Are you having a few film buffs over for an Oscar party? Would you like to impress them with your uncanny knowledge of Oscar trivia? Here are a few fun facts about the annual ceremony to sprinkle in amid the overdone musical numbers and the nominees for Best Documentary (short subject).
The shortest Oscar ceremony on record was held in 1929. Since the winners were announced three months earlier, the whole shindig ran 15 minutes.
The longest Oscar telecast to date was the 2002 ceremony. It ran a whopping 4 hours and 16 minutes.
The Oscar statue itself is a depiction of a knight with a sword standing on a reel of film whose spokes represent the five original branches of the Academy of Motion Pictures Arts and Sciences -- Actors, Directors, Writers, Producers and Technicians.
Laurence Olivier (for "Hamlet" in 1948) and Roberto Benigni (for "Life Is Beautiful" in 1998) remain the only actors to actually direct themselves to an Oscar for acting.
Jose Ferrer is the only actor who has ever won the Oscar, Tony and Emmy for playing the same role. The character? Cyrano de Bergerac.
Keisha Castle-Hughes, 13, ranks as the youngest performer ever to be nominated for Best Actress for her performance in this year's "Whale Rider." Who is the youngest male to receive a nod for Best Actor? Former child star Jackie Cooper for his lead role in 1931's "Skippy." Cooper was only 9 years old at the time.
The ages skew even younger in the supporting categories. Tatum O'Neal was only 10 when she was nominated for Best Supporting Actress for her work in "Paper Moon" (1973). Justin Henry trumps them all with his Best Supporting Actor nomination at the age of 8 for his role in "Kramer Vs. Kramer" (1979).
The Beatles won the Oscar for Best Musical Score for "Let It Be" (1970).
Judi Dench won Best Supporting Actress for her role in "Shakespeare in Love" (1998). She appeared onscreen for only eight minutes.
The 1935 version of "Mutiny on the Bounty" is the only film in history to have three nominees for Best Actor in a Leading Role -- Clark Gable, Charles Laughton and Franchot Tone. All three lost to Victor McLaglen for "The Informer."

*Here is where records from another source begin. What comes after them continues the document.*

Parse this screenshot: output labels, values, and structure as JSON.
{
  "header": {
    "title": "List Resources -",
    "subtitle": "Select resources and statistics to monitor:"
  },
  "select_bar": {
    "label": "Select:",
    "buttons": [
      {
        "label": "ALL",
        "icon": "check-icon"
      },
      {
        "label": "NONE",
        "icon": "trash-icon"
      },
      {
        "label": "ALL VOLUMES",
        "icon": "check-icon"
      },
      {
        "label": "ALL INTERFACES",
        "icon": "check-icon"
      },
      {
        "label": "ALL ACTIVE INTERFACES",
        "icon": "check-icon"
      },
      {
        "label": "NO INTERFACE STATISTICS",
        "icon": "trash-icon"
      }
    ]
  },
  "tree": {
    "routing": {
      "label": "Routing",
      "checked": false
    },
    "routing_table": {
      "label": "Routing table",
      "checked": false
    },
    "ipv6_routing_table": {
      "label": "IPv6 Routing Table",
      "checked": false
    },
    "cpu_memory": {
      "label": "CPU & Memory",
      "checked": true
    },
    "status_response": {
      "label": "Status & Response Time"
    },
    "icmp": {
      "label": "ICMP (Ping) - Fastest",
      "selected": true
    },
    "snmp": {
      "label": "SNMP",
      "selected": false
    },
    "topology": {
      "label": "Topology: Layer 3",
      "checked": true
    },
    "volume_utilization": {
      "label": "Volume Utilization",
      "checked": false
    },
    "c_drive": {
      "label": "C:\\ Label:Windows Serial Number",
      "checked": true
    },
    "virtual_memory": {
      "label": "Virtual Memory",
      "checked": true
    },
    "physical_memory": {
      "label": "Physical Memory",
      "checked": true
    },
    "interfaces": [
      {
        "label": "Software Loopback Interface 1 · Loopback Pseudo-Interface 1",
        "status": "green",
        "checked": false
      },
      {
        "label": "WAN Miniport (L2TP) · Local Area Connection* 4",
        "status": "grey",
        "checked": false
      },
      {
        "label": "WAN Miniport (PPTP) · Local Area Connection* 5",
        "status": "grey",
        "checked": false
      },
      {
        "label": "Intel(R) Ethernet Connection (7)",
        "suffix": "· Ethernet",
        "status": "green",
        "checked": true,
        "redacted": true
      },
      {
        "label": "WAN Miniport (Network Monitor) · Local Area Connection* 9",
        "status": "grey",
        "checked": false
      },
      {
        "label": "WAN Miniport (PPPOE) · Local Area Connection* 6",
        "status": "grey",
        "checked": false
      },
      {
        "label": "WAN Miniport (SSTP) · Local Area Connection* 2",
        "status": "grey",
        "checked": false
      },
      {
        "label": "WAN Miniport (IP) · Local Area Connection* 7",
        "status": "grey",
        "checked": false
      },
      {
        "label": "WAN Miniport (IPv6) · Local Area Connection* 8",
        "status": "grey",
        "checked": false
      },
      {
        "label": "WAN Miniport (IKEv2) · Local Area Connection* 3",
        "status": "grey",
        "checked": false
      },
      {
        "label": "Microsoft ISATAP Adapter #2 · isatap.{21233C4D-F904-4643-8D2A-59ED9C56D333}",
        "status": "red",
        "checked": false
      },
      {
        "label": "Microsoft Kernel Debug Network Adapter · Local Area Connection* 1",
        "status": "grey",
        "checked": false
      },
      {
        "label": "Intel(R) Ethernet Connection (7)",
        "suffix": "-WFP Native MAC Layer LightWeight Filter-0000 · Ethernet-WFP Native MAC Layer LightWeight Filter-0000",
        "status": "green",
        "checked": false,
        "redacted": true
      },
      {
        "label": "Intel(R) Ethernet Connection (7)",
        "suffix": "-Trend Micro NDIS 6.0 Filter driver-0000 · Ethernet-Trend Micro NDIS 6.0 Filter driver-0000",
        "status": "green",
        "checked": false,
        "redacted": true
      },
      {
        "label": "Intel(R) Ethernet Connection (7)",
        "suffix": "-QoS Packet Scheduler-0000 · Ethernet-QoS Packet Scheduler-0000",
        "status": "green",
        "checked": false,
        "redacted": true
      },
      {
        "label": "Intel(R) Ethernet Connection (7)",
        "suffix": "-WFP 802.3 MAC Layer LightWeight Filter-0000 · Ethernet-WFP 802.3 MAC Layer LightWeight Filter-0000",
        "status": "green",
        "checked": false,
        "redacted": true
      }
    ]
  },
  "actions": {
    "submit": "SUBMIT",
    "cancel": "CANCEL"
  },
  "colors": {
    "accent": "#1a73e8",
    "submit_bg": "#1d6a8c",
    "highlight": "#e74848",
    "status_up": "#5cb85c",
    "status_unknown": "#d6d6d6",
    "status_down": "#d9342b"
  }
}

"The Silence of the Lambs" (1991) was the first film to be available on home video prior to winning the Oscar for Best Picture.
"Beauty and the Beast" (1991) remains the only animated film ever to be nominated for Best Picture.
"Gone With the Wind" (1939) was both the first color film to win Best Picture and the longest film ever to take the top prize, clocking in at 3 hours and 56 minutes.
"Cabaret" holds the record for the most Oscar wins (eight) without winning Best Picture.
Charlie Chaplin's "Limelight" (1972) won the Academy Award for Best Original Score 20 years after it was made. It was eligible that year because it had never previously been screened in Los Angeles.
George Bernard Shaw is the only person who has ever won both an Oscar (1938, Best Adapted Screenplay for "Pygmalion") and a Nobel Prize (1925 for literature).
Alfred Hitchcock never won the Academy Award for Best Director.
Oscar Hammerstein II holds the distinction of being the only person named "Oscar" ever to actually win an Oscar. He tallied two golden statues for Best Song in 1941 and 1945.
Academy Awards nominees
Academy Award facts
What: 76th Annual Academy Awards
When: Feb. 29, 2004 at 8 p.m.
Where: Kodak Theatre in Los Angeles
Host: Billy Crystal, for the eighth time
Nominations announced: Jan. 27, 2004
Box office performance of nominated films
North American box office performance for Oscar nominees for best picture: "The Lord of the Rings: The Return of the King," New Line Cinema, 11 nominations, released in December, $337.8 million.
"Master and Commander: The Far Side of the World," 20th Century Fox, 10 nominations, released in November, $85.3 million.
"Seabiscuit," Universal, seven nominations, released in July, $120.1 million.
"Mystic River," Warner Bros., six nominations, released in October, $58.8 million.
"Lost in Translation," Focus Features, four nominations, released in September, $34.7 million.